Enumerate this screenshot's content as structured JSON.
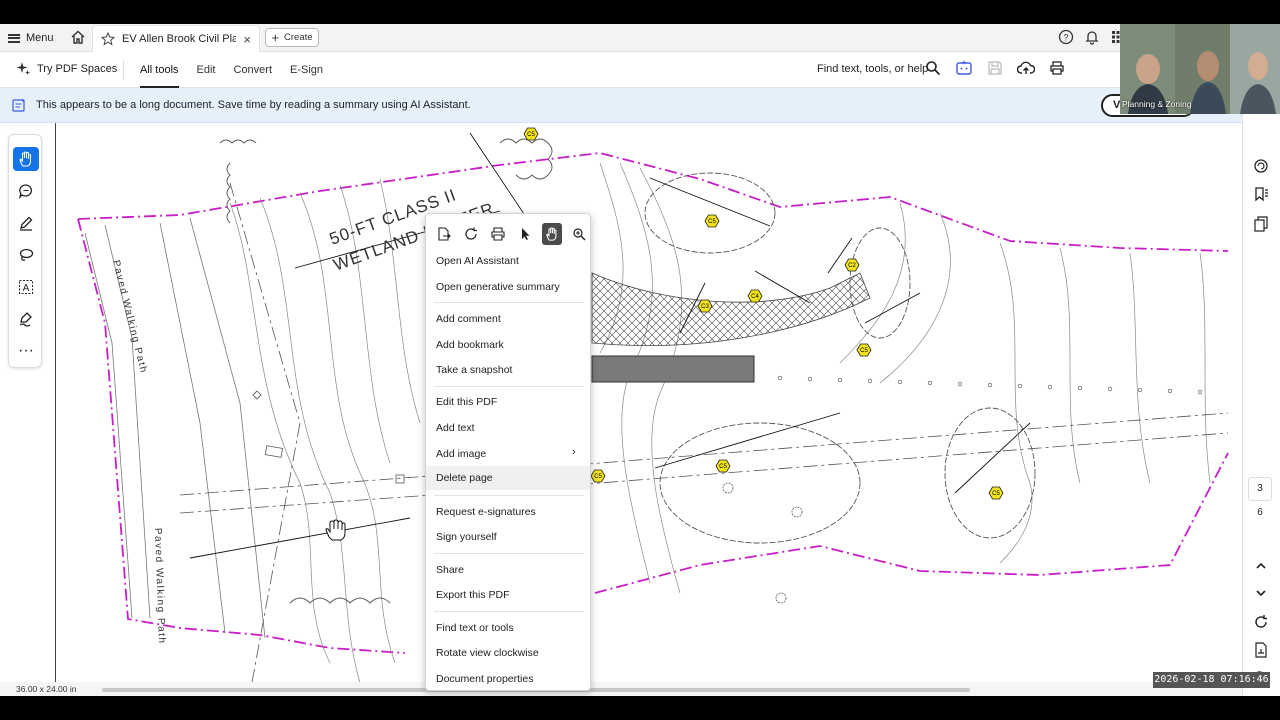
{
  "tabbar": {
    "menu_label": "Menu",
    "doc_tab_title": "EV Allen Brook Civil Pla...",
    "create_label": "Create"
  },
  "toolbar": {
    "spaces_label": "Try PDF Spaces",
    "tabs": [
      "All tools",
      "Edit",
      "Convert",
      "E-Sign"
    ],
    "find_label": "Find text, tools, or help"
  },
  "banner": {
    "text": "This appears to be a long document. Save time by reading a summary using AI Assistant.",
    "button_label": "V"
  },
  "drawing": {
    "label_buffer_1": "50-FT CLASS II",
    "label_buffer_2": "WETLAND BUFFER",
    "label_path_1": "Paved Walking Path",
    "label_path_2": "Paved Walking Path",
    "markers": [
      "C5",
      "C5",
      "C2",
      "C3",
      "C4",
      "C5",
      "C5",
      "C5",
      "C5"
    ]
  },
  "context_menu": {
    "items": [
      "Open AI Assistant",
      "Open generative summary",
      "Add comment",
      "Add bookmark",
      "Take a snapshot",
      "Edit this PDF",
      "Add text",
      "Add image",
      "Delete page",
      "Request e-signatures",
      "Sign yourself",
      "Share",
      "Export this PDF",
      "Find text or tools",
      "Rotate view clockwise",
      "Document properties"
    ]
  },
  "page_nav": {
    "current": "3",
    "total": "6"
  },
  "status": {
    "dimensions": "36.00 x 24.00 in"
  },
  "video": {
    "label": "Planning & Zoning"
  },
  "timestamp": "2026-02-18  07:16:46",
  "colors": {
    "accent": "#1473e6",
    "boundary": "#c81ec8",
    "marker": "#f2e21a"
  }
}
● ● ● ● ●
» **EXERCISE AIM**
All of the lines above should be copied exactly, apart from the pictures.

» **TASK SOLUTION**
Enumerate this screenshot's content as structured JSON.
{
  "tabbar": {
    "menu_label": "Menu",
    "doc_tab_title": "EV Allen Brook Civil Pla...",
    "create_label": "Create"
  },
  "toolbar": {
    "spaces_label": "Try PDF Spaces",
    "tabs": [
      "All tools",
      "Edit",
      "Convert",
      "E-Sign"
    ],
    "find_label": "Find text, tools, or help"
  },
  "banner": {
    "text": "This appears to be a long document. Save time by reading a summary using AI Assistant.",
    "button_label": "V"
  },
  "drawing": {
    "label_buffer_1": "50-FT CLASS II",
    "label_buffer_2": "WETLAND BUFFER",
    "label_path_1": "Paved Walking Path",
    "label_path_2": "Paved Walking Path",
    "markers": [
      "C5",
      "C5",
      "C2",
      "C3",
      "C4",
      "C5",
      "C5",
      "C5",
      "C5"
    ]
  },
  "context_menu": {
    "items": [
      "Open AI Assistant",
      "Open generative summary",
      "Add comment",
      "Add bookmark",
      "Take a snapshot",
      "Edit this PDF",
      "Add text",
      "Add image",
      "Delete page",
      "Request e-signatures",
      "Sign yourself",
      "Share",
      "Export this PDF",
      "Find text or tools",
      "Rotate view clockwise",
      "Document properties"
    ]
  },
  "page_nav": {
    "current": "3",
    "total": "6"
  },
  "status": {
    "dimensions": "36.00 x 24.00 in"
  },
  "video": {
    "label": "Planning & Zoning"
  },
  "timestamp": "2026-02-18  07:16:46",
  "colors": {
    "accent": "#1473e6",
    "boundary": "#c81ec8",
    "marker": "#f2e21a"
  }
}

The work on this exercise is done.